AimsLimited information exists about the prevalence of psychiatric illness for Indigenous Australians. This study examines the prevalence of diagnosed psychiatric disorders in Indigenous Australians and compares this to non-Indigenous Australians. The aims were to: (1) determine prevalence rates for psychiatric diagnoses for Indigenous Australians admitted to hospital; and (2) examine whether the profile of psychiatric diagnoses for Indigenous Australians was different compared with non-Indigenous Australians.
MethodsA birth cohort design was adopted, with the population consisting of 45 141 individuals born in the Australian State of Queensland in 1990 (6.3% Indigenous). Linked administrative data from Queensland Health hospital admissions were used to identify psychiatric diagnoses from age 4/5 to 23/24 years. Crude lifetime prevalence rates of psychiatric diagnoses for Indigenous and non-Indigenous individuals were derived from the hospital admissions data. The cumulative incidence of psychiatric diagnoses was modelled separately for Indigenous and non-Indigenous individuals. Logistic regression was used to model differences between Indigenous and non-Indigenous psychiatric presentations while controlling for sociodemographic characteristics.

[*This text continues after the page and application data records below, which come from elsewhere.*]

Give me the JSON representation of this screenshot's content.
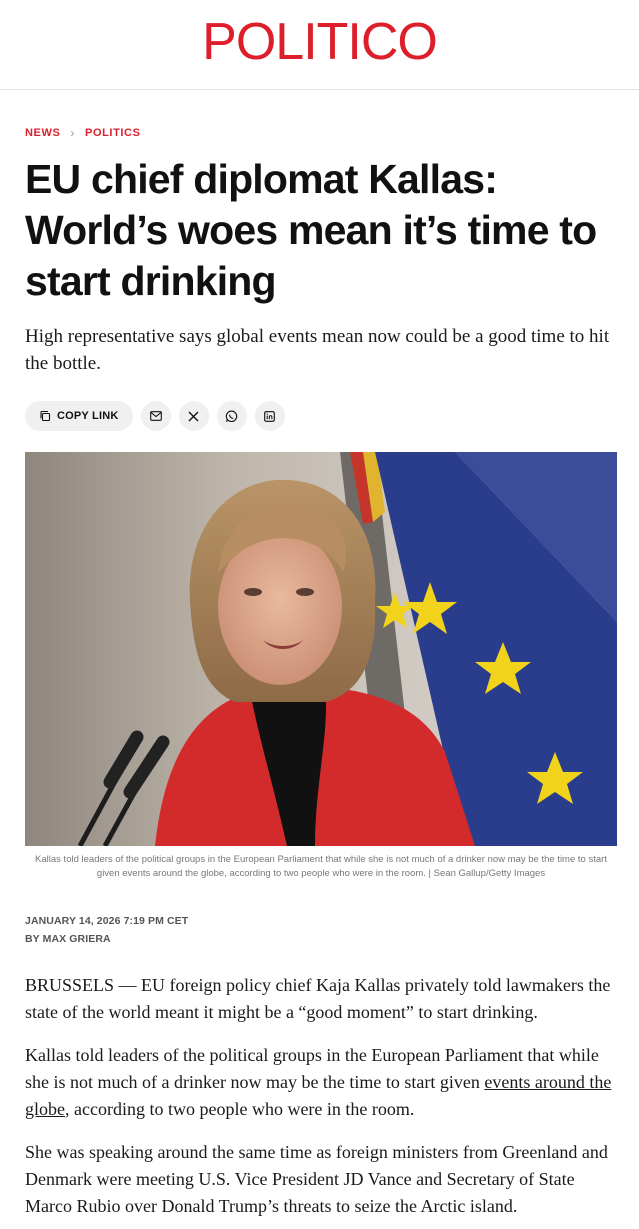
{
  "masthead": {
    "logo": "POLITICO"
  },
  "breadcrumb": {
    "items": [
      "NEWS",
      "POLITICS"
    ]
  },
  "article": {
    "headline": "EU chief diplomat Kallas: World’s woes mean it’s time to start drinking",
    "dek": "High representative says global events mean now could be a good time to hit the bottle.",
    "caption": "Kallas told leaders of the political groups in the European Parliament that while she is not much of a drinker now may be the time to start given events around the globe, according to two people who were in the room. | Sean Gallup/Getty Images",
    "dateline": "JANUARY 14, 2026 7:19 PM CET",
    "byline": "BY MAX GRIERA",
    "p1": "BRUSSELS — EU foreign policy chief Kaja Kallas privately told lawmakers the state of the world meant it might be a “good moment” to start drinking.",
    "p2_before": "Kallas told leaders of the political groups in the European Parliament that while she is not much of a drinker now may be the time to start given ",
    "p2_link": "events around the globe",
    "p2_after": ", according to two people who were in the room.",
    "p3": "She was speaking around the same time as foreign ministers from Greenland and Denmark were meeting U.S. Vice President JD Vance and Secretary of State Marco Rubio over Donald Trump’s threats to seize the Arctic island."
  },
  "share": {
    "copy_label": "COPY LINK",
    "icons": [
      "copy-icon",
      "mail-icon",
      "x-icon",
      "whatsapp-icon",
      "linkedin-icon"
    ]
  },
  "colors": {
    "brand": "#dc1f2b",
    "text": "#111111",
    "muted": "#777777"
  }
}
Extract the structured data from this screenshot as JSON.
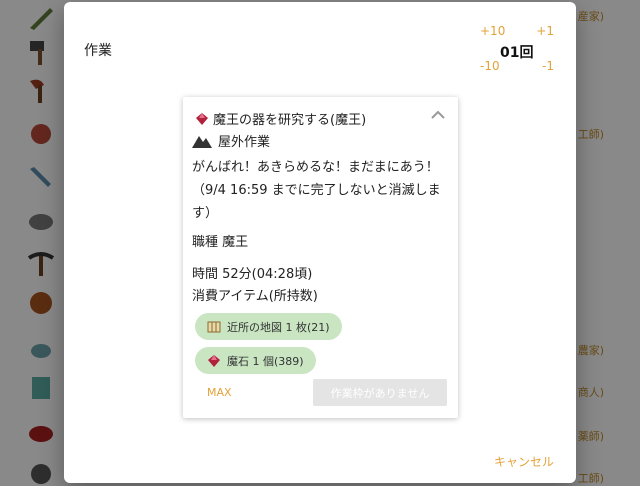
{
  "background": {
    "right_labels": [
      "産家)",
      "工師)",
      "農家)",
      "商人)",
      "薬師)",
      "工師)"
    ]
  },
  "dialog": {
    "title": "作業",
    "counter": {
      "plus10": "+10",
      "plus1": "+1",
      "minus10": "-10",
      "minus1": "-1",
      "value": "01回"
    },
    "task": {
      "title": "魔王の器を研究する(魔王)",
      "location": "屋外作業",
      "description": "がんばれ！あきらめるな！まだまにあう！（9/4 16:59 までに完了しないと消滅します）",
      "job": "職種 魔王",
      "time": "時間 52分(04:28頃)",
      "items_label": "消費アイテム(所持数)",
      "items": [
        {
          "label": "近所の地図 1 枚(21)",
          "icon": "map-icon"
        },
        {
          "label": "魔石 1 個(389)",
          "icon": "gem-icon"
        }
      ],
      "max_label": "MAX",
      "action_label": "作業枠がありません"
    },
    "cancel_label": "キャンセル"
  },
  "colors": {
    "accent": "#e3a23a",
    "chip": "#c9e5c2",
    "gem": "#b0213c"
  }
}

ResultsThere were 2783 (6.2%) individuals in the cohort with a diagnosed psychiatric disorder from a hospital admission. The prevalence of any psychiatric diagnosis at age 23/24 years was 17.2% (491) for Indigenous Australians compared with 5.4% (2292) for non-Indigenous Australians. Indigenous individuals were diagnosed earlier, with overrepresentation in psychiatric illness becoming more pronounced with age. Indigenous individuals were overrepresented in almost all categories of psychiatric disorder and this was most pronounced for substance use disorders (SUDs) (12.2 v. 2.6% of Indigenous and non-Indigenous individuals, respectively). Differences between Indigenous and non-Indigenous Australians in the likelihood of psychiatric disorders were not statistically significant after controlling for sociodemographic characteristics, except for SUDs.

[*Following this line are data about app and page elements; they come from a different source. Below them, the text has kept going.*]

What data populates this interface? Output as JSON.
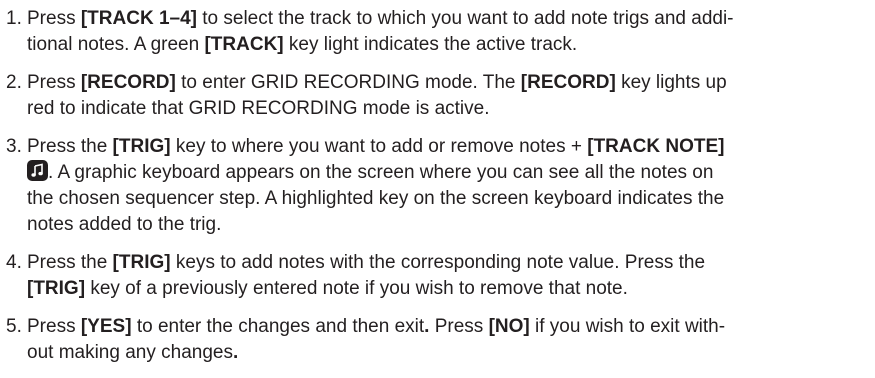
{
  "steps": [
    {
      "num": "1.",
      "parts": [
        {
          "t": "Press "
        },
        {
          "t": "[TRACK 1–4]",
          "b": true
        },
        {
          "t": " to select the track to which you want to add note trigs and addi-"
        },
        {
          "br": true
        },
        {
          "t": "tional notes. A green "
        },
        {
          "t": "[TRACK]",
          "b": true
        },
        {
          "t": " key light indicates the active track."
        }
      ]
    },
    {
      "num": "2.",
      "parts": [
        {
          "t": "Press "
        },
        {
          "t": "[RECORD]",
          "b": true
        },
        {
          "t": " to enter GRID RECORDING mode. The "
        },
        {
          "t": "[RECORD]",
          "b": true
        },
        {
          "t": " key lights up"
        },
        {
          "br": true
        },
        {
          "t": "red to indicate that GRID RECORDING mode is active."
        }
      ]
    },
    {
      "num": "3.",
      "parts": [
        {
          "t": "Press the "
        },
        {
          "t": "[TRIG]",
          "b": true
        },
        {
          "t": " key to where you want to add or remove notes + "
        },
        {
          "t": "[TRACK NOTE]",
          "b": true
        },
        {
          "br": true
        },
        {
          "icon": "note-icon"
        },
        {
          "t": ". A graphic keyboard appears on the screen where you can see all the notes on"
        },
        {
          "br": true
        },
        {
          "t": "the chosen sequencer step. A highlighted key on the screen keyboard indicates the"
        },
        {
          "br": true
        },
        {
          "t": "notes added to the trig."
        }
      ]
    },
    {
      "num": "4.",
      "parts": [
        {
          "t": "Press the "
        },
        {
          "t": "[TRIG]",
          "b": true
        },
        {
          "t": " keys to add notes with the corresponding note value. Press the"
        },
        {
          "br": true
        },
        {
          "t": "[TRIG]",
          "b": true
        },
        {
          "t": " key of a previously entered note if you wish to remove that note."
        }
      ]
    },
    {
      "num": "5.",
      "parts": [
        {
          "t": "Press "
        },
        {
          "t": "[YES]",
          "b": true
        },
        {
          "t": " to enter the changes and then exit"
        },
        {
          "t": ".",
          "b": true
        },
        {
          "t": " Press "
        },
        {
          "t": "[NO]",
          "b": true
        },
        {
          "t": " if you wish to exit with-"
        },
        {
          "br": true
        },
        {
          "t": "out making any changes"
        },
        {
          "t": ".",
          "b": true
        }
      ]
    }
  ]
}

ConclusionsThere is significant inequality in psychiatric morbidity between Indigenous and non-Indigenous Australians across most forms of psychiatric illness that is evident from an early age and becomes more pronounced with age. SUDs are particularly prevalent, highlighting the importance of appropriate interventions to prevent and address these problems. Inequalities in mental health may be driven by socioeconomic disadvantage experienced by Indigenous individuals.
PROVIDER: S-EPMC8061141 | BioStudies |